Jackson County has been his top performer.
The durable and consistent chaser has been the flag-bearer for the kennel with regular city wins.
In the period between his arrival at the kennel in July 2020 and February this year Jackson Country enjoyed a golden run where he raced on 23 occasions and finished no worse than fourth, including eight wins.
So it was fitting that the greyhound gave Crudeli his first piece of silverware as a trainer when the pair combined to take out the Winter Cup (520m) at Cannington at the start of June.
The handy black chaser took full advantage of the opportunity to enter the trophy decider as a reserve following the withdrawal of star speedster Sunset Spitfire.
From box eight Jackson County stunned the opposition with surprising early quickness when he fired out and crossed to the lead ahead of Wise Thunder.
Once he hit the front Jackson County, a noted strong finisher, was always going to be hard to beat and he didn’t give his rivals a look in.
He increased his margin and crossed the finish line nearly five lengths ahead of Wise Thunder in 29.88.
“(Box 8) is where he wants to be. He likes to go around dogs, he likes to run about mid-track,” said Crudeli.
“If he gets on the arm though he does tend to switch closer to the rail.
“His run home time over the 520m is usually 11.20s, 11.30s – tonight it was 11.42 which shows the track was pretty heavy and he still managed to kick away from them.
“He’s been a fantastic racedog for us. To win our first feature race is pretty exciting but to win it with him is even better.”
Our Seabrook’s Oaks double
OUR Seabrook showed plenty of determination in difficult conditions to take out the recent Group 2 WA Oaks (520m) at Cannington.
The classy white and black chaser from Chris Halse’s kennels claimed a narrow victory to become only the third greyhound to complete the Mandurah Oaks-WA Oaks double.
The track was drenched with a heavy downpour just prior to the race, but the wet conditions didn’t faze Our Seabrook as she jumped to the lead at box rise.
She established a handy break down the back stretch before the race tightened up in the home straight.
Got The Sugar and Sunset Piper pressed up on either side of her in the final strides but Our Seabrook had just enough left in the tank to hold on and score by a head in 30.78.
“She really put in,” Our Seabrook’s handler Luke Townsend said after the race.
“She really digs deep and wants to win.

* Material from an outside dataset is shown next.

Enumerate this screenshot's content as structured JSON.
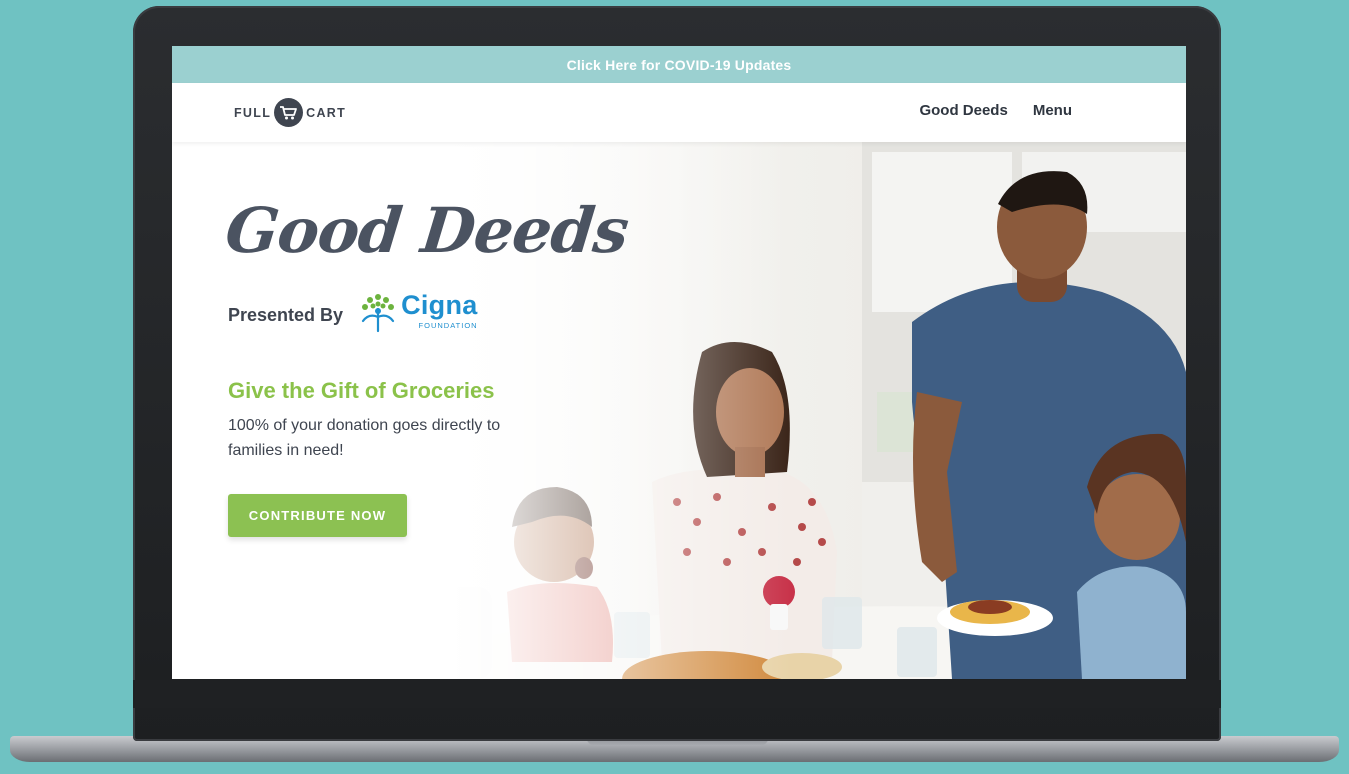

It’s a good trait to have.
“She’s always shown ability but she’s really gone to another level in the past month or so.”
Our Seabrook shares her name with a racehorse that Halse’s partner Linda Britton had part ownership in.
Briton was, of course, the listed trainer for most of the Halse/Britton kennel’s long and successful history.
The thoroughbred version of Our Seabrook was pretty handy and won a Group 2 race (the Sweet Embrace Stakes at Randwick) – an achievement that the canine namesake has now matched.
Our Seabrook joined Billy’s Echo (1997) and Deutromium (2012) as the only dual Mandurah Oaks-WA Oaks winners.
Manzu wins WA Derby
Margaret Hepple captured her first Group race following a super impressive performance from Manzu in the Group 2 WA Derby (520m) at Cannington.
Domino Mac began superbly to lead the race early but he was quickly challenged by Manzu.
After jumping to his right out of the boxes Manzu quickly ‘course-corrected’ and cut inwardd to land on Domino Mac’s tail.
Manzu rode some interference at the first turn which saw three dogs fall and continued his pursuit of the leader into the back straight.
He pushed past Domino Mac halfway down the stretch and then immediately had to contend with a challenge from the race favourite Stout Monelli.
With a rails run and booming finish in his arsenal, Stout Monelli loomed ominously as he pushed up into second place at the final turn.
However, Manzu was up to the task.
Stout Monelli couldn’t make any inroads to the lead and Manzu held firm to score by a length and half in 29.70.
Apart from delivering overdue Group race success the victory was a triumph for Margaret and Peter Hepple’s breeding program.
The Hepple-bred Manzu is out of a Vanderworp-Legit Boss matching.
“When you’ve bred them yourself it’s extra special,” said Peter.
“To have had the dog as a pup and to now see him at the racetrack is exciting.”